■ **Entries shown**:

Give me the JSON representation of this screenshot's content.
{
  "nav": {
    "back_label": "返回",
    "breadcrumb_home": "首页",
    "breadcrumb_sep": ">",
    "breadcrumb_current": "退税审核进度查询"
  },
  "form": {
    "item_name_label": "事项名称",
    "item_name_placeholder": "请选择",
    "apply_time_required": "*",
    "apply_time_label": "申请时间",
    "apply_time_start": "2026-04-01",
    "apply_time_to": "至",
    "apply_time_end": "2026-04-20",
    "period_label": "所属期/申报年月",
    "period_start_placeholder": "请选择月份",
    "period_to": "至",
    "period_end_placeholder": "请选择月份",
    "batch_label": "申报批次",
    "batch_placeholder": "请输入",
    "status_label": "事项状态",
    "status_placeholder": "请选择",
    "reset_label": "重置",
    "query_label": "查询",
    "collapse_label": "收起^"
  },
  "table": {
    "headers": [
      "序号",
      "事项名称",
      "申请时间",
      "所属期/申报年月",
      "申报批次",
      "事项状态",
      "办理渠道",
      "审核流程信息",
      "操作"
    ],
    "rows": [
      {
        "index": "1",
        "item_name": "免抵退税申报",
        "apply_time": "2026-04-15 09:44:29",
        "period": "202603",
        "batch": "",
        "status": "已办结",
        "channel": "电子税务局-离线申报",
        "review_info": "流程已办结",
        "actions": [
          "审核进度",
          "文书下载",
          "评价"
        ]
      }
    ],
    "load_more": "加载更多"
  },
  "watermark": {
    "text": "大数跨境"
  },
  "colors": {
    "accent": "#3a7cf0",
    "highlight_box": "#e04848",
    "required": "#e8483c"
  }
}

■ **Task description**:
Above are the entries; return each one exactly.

■ **Exercise response**:
Give me the JSON representation of this screenshot's content.
{
  "nav": {
    "back_label": "返回",
    "breadcrumb_home": "首页",
    "breadcrumb_sep": ">",
    "breadcrumb_current": "退税审核进度查询"
  },
  "form": {
    "item_name_label": "事项名称",
    "item_name_placeholder": "请选择",
    "apply_time_required": "*",
    "apply_time_label": "申请时间",
    "apply_time_start": "2026-04-01",
    "apply_time_to": "至",
    "apply_time_end": "2026-04-20",
    "period_label": "所属期/申报年月",
    "period_start_placeholder": "请选择月份",
    "period_to": "至",
    "period_end_placeholder": "请选择月份",
    "batch_label": "申报批次",
    "batch_placeholder": "请输入",
    "status_label": "事项状态",
    "status_placeholder": "请选择",
    "reset_label": "重置",
    "query_label": "查询",
    "collapse_label": "收起^"
  },
  "table": {
    "headers": [
      "序号",
      "事项名称",
      "申请时间",
      "所属期/申报年月",
      "申报批次",
      "事项状态",
      "办理渠道",
      "审核流程信息",
      "操作"
    ],
    "rows": [
      {
        "index": "1",
        "item_name": "免抵退税申报",
        "apply_time": "2026-04-15 09:44:29",
        "period": "202603",
        "batch": "",
        "status": "已办结",
        "channel": "电子税务局-离线申报",
        "review_info": "流程已办结",
        "actions": [
          "审核进度",
          "文书下载",
          "评价"
        ]
      }
    ],
    "load_more": "加载更多"
  },
  "watermark": {
    "text": "大数跨境"
  },
  "colors": {
    "accent": "#3a7cf0",
    "highlight_box": "#e04848",
    "required": "#e8483c"
  }
}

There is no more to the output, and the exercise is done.